Iconic Hudson restaurant Willow Inn is soon to reopen — and it may be able to celebrate its resurrection by declaring itself officially free of paranormal entities.
Over the weekend, Global Montreal reported that founder of paranormal interest group Ghost Hunters of Ottawa for Scientific Truth (yes, that spells G.H.O.S.T.) Dan Ducheneaux and a team of several ghost hunters stayed at the inn for two nights to determine the haunted-ness of the century-old hotel.
Specifically, Ducheneaux were looking for the ghost of a servant child named Maud, murdered in 1837. But Global also did their research and contacted a local historian who said the Maud story was likely made up in the 20th century as a publicity stunt, because nothing says “authentic British pub” quite like the murder of a child working as an indentured servant.
The ghost hunters didn’t come up with a definitive answer, but refused to rule out the possibility of ghosts, based on Ducheneaux having a spooky feeling.
“There’s definitely something, something that’s not quite right,” he told Global.
It was also noted that any haunting could also be from a Maud who lived at the inn in the 1960s, or a steamship named Maud that sank nearby, killing three, also presumably if the ghost of a full-sized steamship was hanging out in the area, it wouldn’t go unnoticed for long.
The Willow Inn is set to reopen in the coming weeks (it closed in late 2016), under new ownership from Town of Mount Royal couple Patricia Wenzel and David Ades.

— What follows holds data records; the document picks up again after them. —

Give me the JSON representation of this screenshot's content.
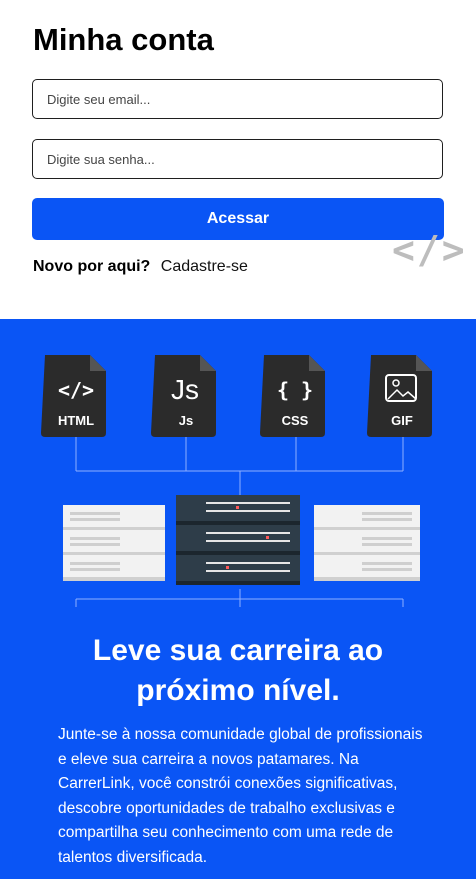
{
  "login": {
    "title": "Minha conta",
    "email_placeholder": "Digite seu email...",
    "password_placeholder": "Digite sua senha...",
    "submit_label": "Acessar",
    "new_here": "Novo por aqui?",
    "signup_link": "Cadastre-se",
    "decor_code": "</>"
  },
  "hero": {
    "file_icons": [
      {
        "glyph": "</>",
        "label": "HTML"
      },
      {
        "glyph": "Js",
        "label": "Js"
      },
      {
        "glyph": "{ }",
        "label": "CSS"
      },
      {
        "glyph": "image",
        "label": "GIF"
      }
    ],
    "headline_line1": "Leve sua carreira ao",
    "headline_line2": "próximo nível.",
    "description": "Junte-se à nossa comunidade global de profissionais e eleve sua carreira a novos patamares. Na CarrerLink, você constrói conexões significativas, descobre oportunidades de trabalho exclusivas e compartilha seu conhecimento com uma rede de talentos diversificada."
  },
  "colors": {
    "accent": "#0a55f5",
    "dark_icon": "#2b2b2b",
    "white": "#ffffff"
  }
}
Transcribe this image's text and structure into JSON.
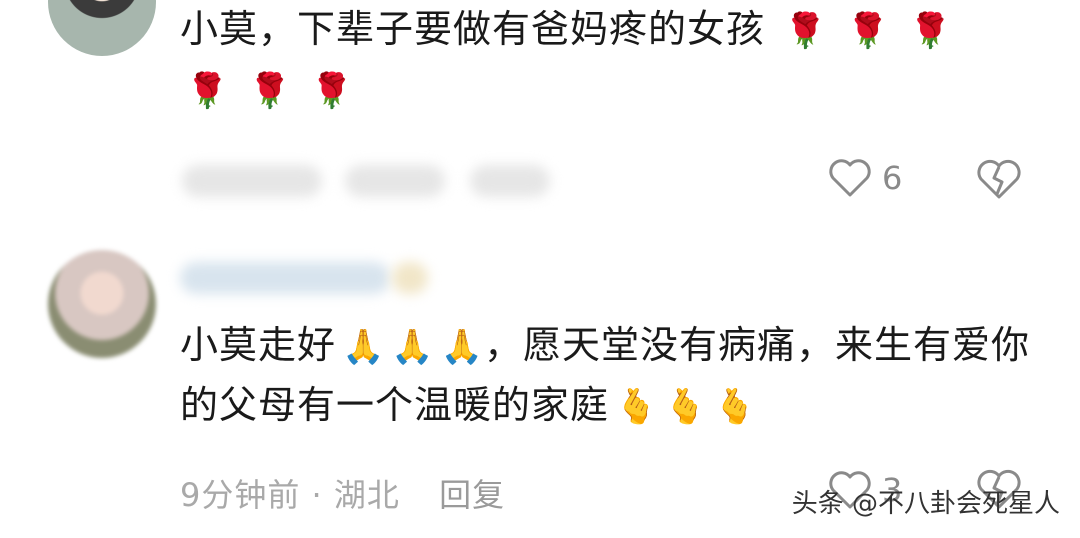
{
  "comments": [
    {
      "text": "小莫，下辈子要做有爸妈疼的女孩",
      "emojis": [
        "🌹",
        "🌹",
        "🌹",
        "🌹",
        "🌹",
        "🌹"
      ],
      "likes": "6"
    },
    {
      "text_part1": "小莫走好",
      "emojis_pray": [
        "🙏",
        "🙏",
        "🙏"
      ],
      "text_part2": "，愿天堂没有病痛，来生有爱你的父母有一个温暖的家庭",
      "emojis_heart": [
        "🫰",
        "🫰",
        "🫰"
      ],
      "meta_time": "9分钟前",
      "meta_dot": "·",
      "meta_location": "湖北",
      "reply_label": "回复",
      "likes": "3"
    }
  ],
  "watermark": "头条 @不八卦会死星人",
  "icons": {
    "like": "heart-outline-icon",
    "dislike": "broken-heart-icon"
  }
}
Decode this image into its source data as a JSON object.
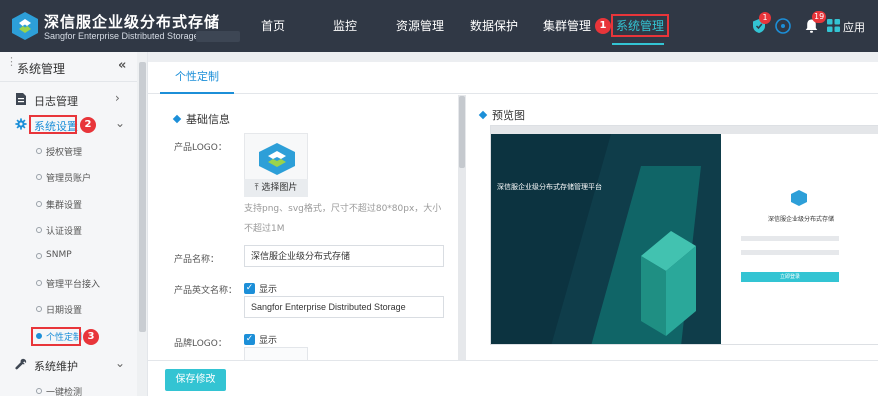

Chef Shaun Hughes (formerly of Joe Beef and Toronto’s Black Hoof) will serve as executive chef, putting together a British-leaning menu.
Wenzel has popped up in stories about the ghost hunters’ visit to the inn — and while she doesn’t seem wholly convinced about whether spirits are lurking around her new business, she told the Gazette she was happy to let Ducheneaux and team in.
In any case, it’s some decent free publicity for the Inn — and it comes with the possible silver lining of being perhaps the only Greater Montreal area restaurant to be able to declare itself officially free of phantasms (although there is no official certification available for that status).